In: The Hague Journal of Diplomacy

will remain in place in some form, and the back and forth of officials from national capitals to Brussels might be further re-evaluated to reduce carbon footprints. In short, the current prevalence of e-diplomacy in the Council — as in other diplomatic settings 7 — may continue. It is therefore timely

In: The Hague Journal of Diplomacy
Author: Glaire Anderson

© Koninklijke Brill NV, Leiden, 2009 DOI: 10.1163/138078508X286860 Medieval Encounters 15 (2009) 86-113 www.brill.nl/me Medieval Jewish, Christian and Muslim Culture Encounters in Confluence and Dialogue Islamic Spaces and Diplomacy in Constantinople (Tenth to Th irteenth Centuries C.E.) Glaire

In: Medieval Encounters
Author: Jess Pilegaard

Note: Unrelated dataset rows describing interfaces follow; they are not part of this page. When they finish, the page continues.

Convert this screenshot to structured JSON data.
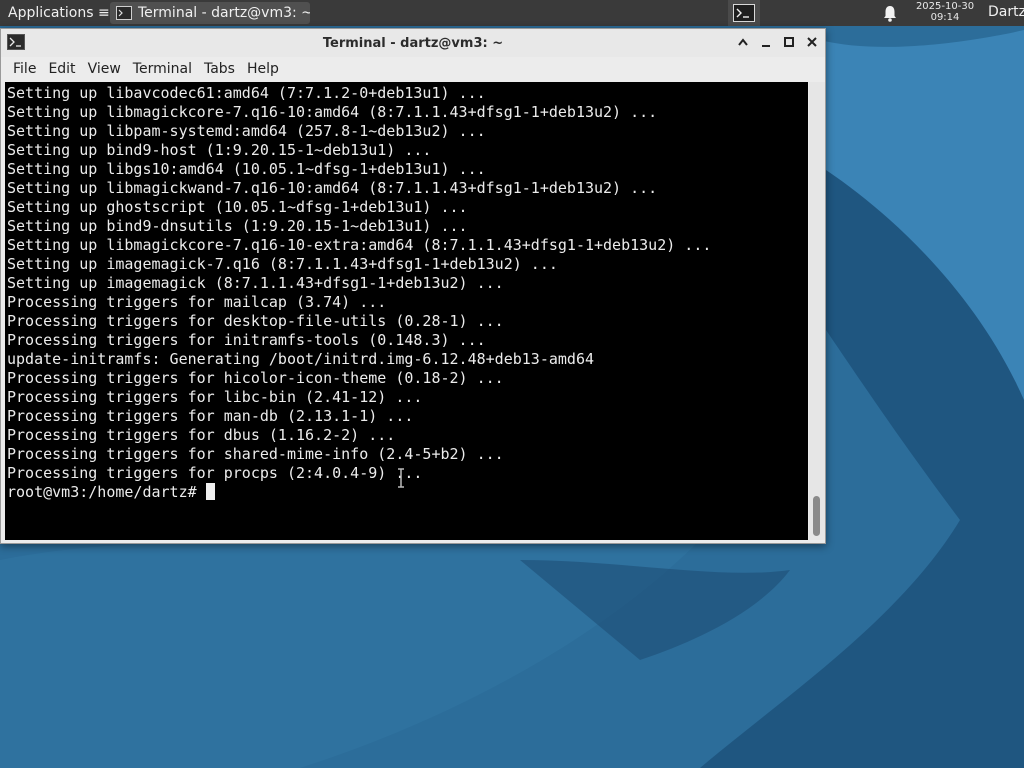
{
  "panel": {
    "apps_label": "Applications ≡",
    "task_label": "Terminal - dartz@vm3: ~",
    "clock_date": "2025-10-30",
    "clock_time": "09:14",
    "user": "Dartz",
    "icons": [
      "apps-icon",
      "terminal-icon",
      "terminal-launcher-icon",
      "bell-icon"
    ]
  },
  "window": {
    "title": "Terminal - dartz@vm3: ~",
    "controls": [
      "chevron-up-icon",
      "minimize-icon",
      "maximize-icon",
      "close-icon"
    ]
  },
  "menu": {
    "file": "File",
    "edit": "Edit",
    "view": "View",
    "terminal": "Terminal",
    "tabs": "Tabs",
    "help": "Help"
  },
  "terminal": {
    "lines": [
      "Setting up libavcodec61:amd64 (7:7.1.2-0+deb13u1) ...",
      "Setting up libmagickcore-7.q16-10:amd64 (8:7.1.1.43+dfsg1-1+deb13u2) ...",
      "Setting up libpam-systemd:amd64 (257.8-1~deb13u2) ...",
      "Setting up bind9-host (1:9.20.15-1~deb13u1) ...",
      "Setting up libgs10:amd64 (10.05.1~dfsg-1+deb13u1) ...",
      "Setting up libmagickwand-7.q16-10:amd64 (8:7.1.1.43+dfsg1-1+deb13u2) ...",
      "Setting up ghostscript (10.05.1~dfsg-1+deb13u1) ...",
      "Setting up bind9-dnsutils (1:9.20.15-1~deb13u1) ...",
      "Setting up libmagickcore-7.q16-10-extra:amd64 (8:7.1.1.43+dfsg1-1+deb13u2) ...",
      "Setting up imagemagick-7.q16 (8:7.1.1.43+dfsg1-1+deb13u2) ...",
      "Setting up imagemagick (8:7.1.1.43+dfsg1-1+deb13u2) ...",
      "Processing triggers for mailcap (3.74) ...",
      "Processing triggers for desktop-file-utils (0.28-1) ...",
      "Processing triggers for initramfs-tools (0.148.3) ...",
      "update-initramfs: Generating /boot/initrd.img-6.12.48+deb13-amd64",
      "Processing triggers for hicolor-icon-theme (0.18-2) ...",
      "Processing triggers for libc-bin (2.41-12) ...",
      "Processing triggers for man-db (2.13.1-1) ...",
      "Processing triggers for dbus (1.16.2-2) ...",
      "Processing triggers for shared-mime-info (2.4-5+b2) ...",
      "Processing triggers for procps (2:4.0.4-9) ..."
    ],
    "prompt": "root@vm3:/home/dartz#"
  },
  "colors": {
    "panel_bg": "#3a3a3a",
    "terminal_bg": "#000000",
    "terminal_fg": "#ececec",
    "desktop_bg": "#2a6a98"
  }
}
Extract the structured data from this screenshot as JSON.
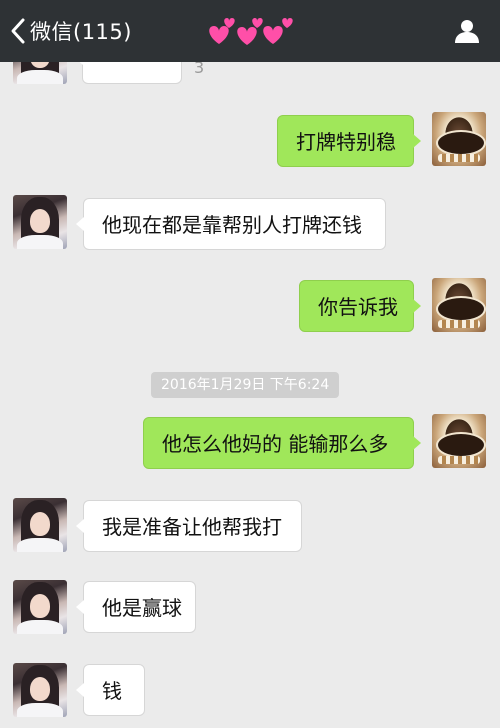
{
  "header": {
    "back_label": "微信(115)"
  },
  "chat": {
    "timestamp": "2016年1月29日 下午6:24",
    "stray_char": "3",
    "messages": [
      {
        "from": "other",
        "text": ""
      },
      {
        "from": "me",
        "text": "打牌特别稳"
      },
      {
        "from": "other",
        "text": "他现在都是靠帮别人打牌还钱"
      },
      {
        "from": "me",
        "text": "你告诉我"
      },
      {
        "from": "me",
        "text": "他怎么他妈的 能输那么多"
      },
      {
        "from": "other",
        "text": "我是准备让他帮我打"
      },
      {
        "from": "other",
        "text": "他是赢球"
      },
      {
        "from": "other",
        "text": "钱"
      }
    ]
  },
  "colors": {
    "navbar": "#2e3235",
    "background": "#ebebeb",
    "bubble_me": "#a0e75a",
    "bubble_other": "#ffffff",
    "hearts": "#ff4fa8"
  },
  "icons": {
    "back": "chevron-left-icon",
    "hearts": "hearts-emoji-icon",
    "profile": "person-icon"
  }
}
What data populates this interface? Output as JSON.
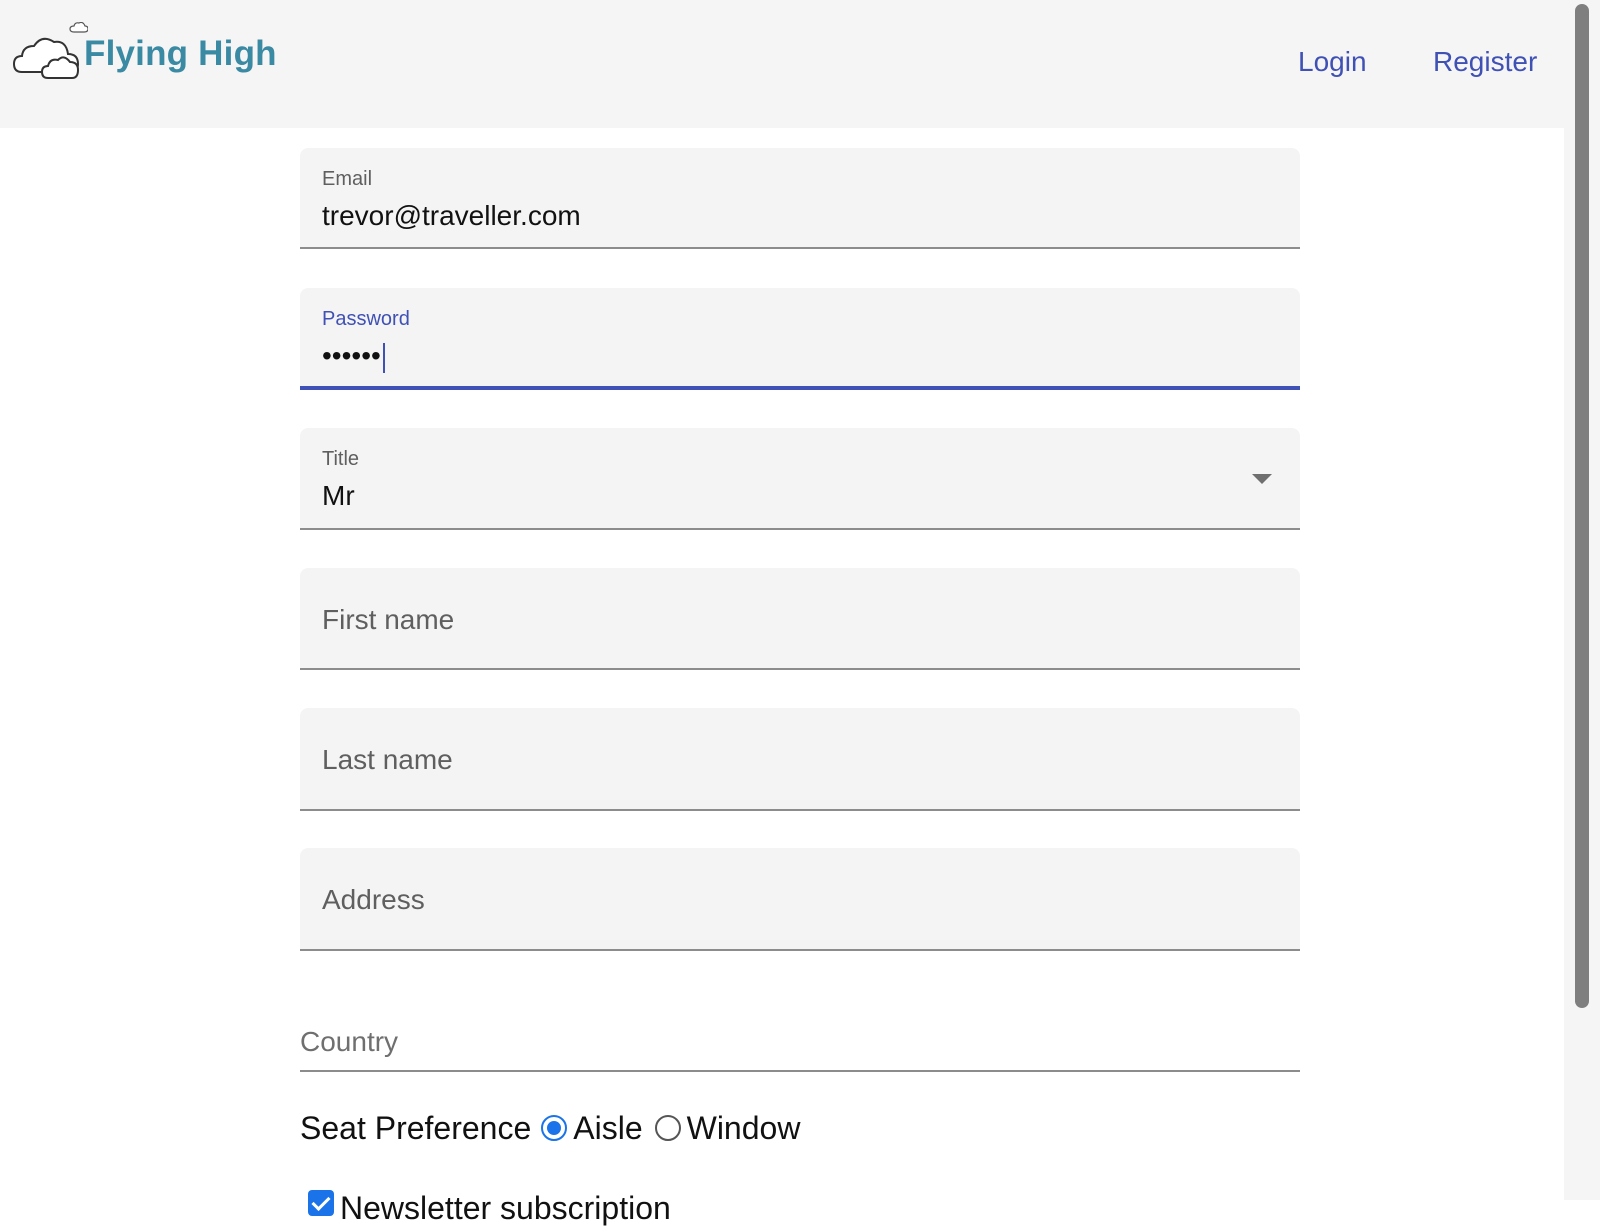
{
  "header": {
    "brand": "Flying High",
    "nav": {
      "login": "Login",
      "register": "Register"
    }
  },
  "form": {
    "email": {
      "label": "Email",
      "value": "trevor@traveller.com"
    },
    "password": {
      "label": "Password",
      "value": "••••••"
    },
    "title": {
      "label": "Title",
      "value": "Mr"
    },
    "first_name": {
      "placeholder": "First name",
      "value": ""
    },
    "last_name": {
      "placeholder": "Last name",
      "value": ""
    },
    "address": {
      "placeholder": "Address",
      "value": ""
    },
    "country": {
      "placeholder": "Country",
      "value": ""
    },
    "seat_preference": {
      "label": "Seat Preference",
      "options": [
        "Aisle",
        "Window"
      ],
      "selected": "Aisle"
    },
    "newsletter": {
      "label": "Newsletter subscription",
      "checked": true
    }
  },
  "colors": {
    "accent": "#3f51b5",
    "brand": "#3b8aa3",
    "radio_checked": "#1a73e8"
  }
}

surrounding concepts such as e-diplomacy, digital diplomacy and even virtual diplomacy. Something unusual is apparently happening within the field of diplomacy. It is technology-driven, closely linked to the spread of the internet and internet connectivity, and, according to several scholars and practitioners

In: The Hague Journal of Diplomacy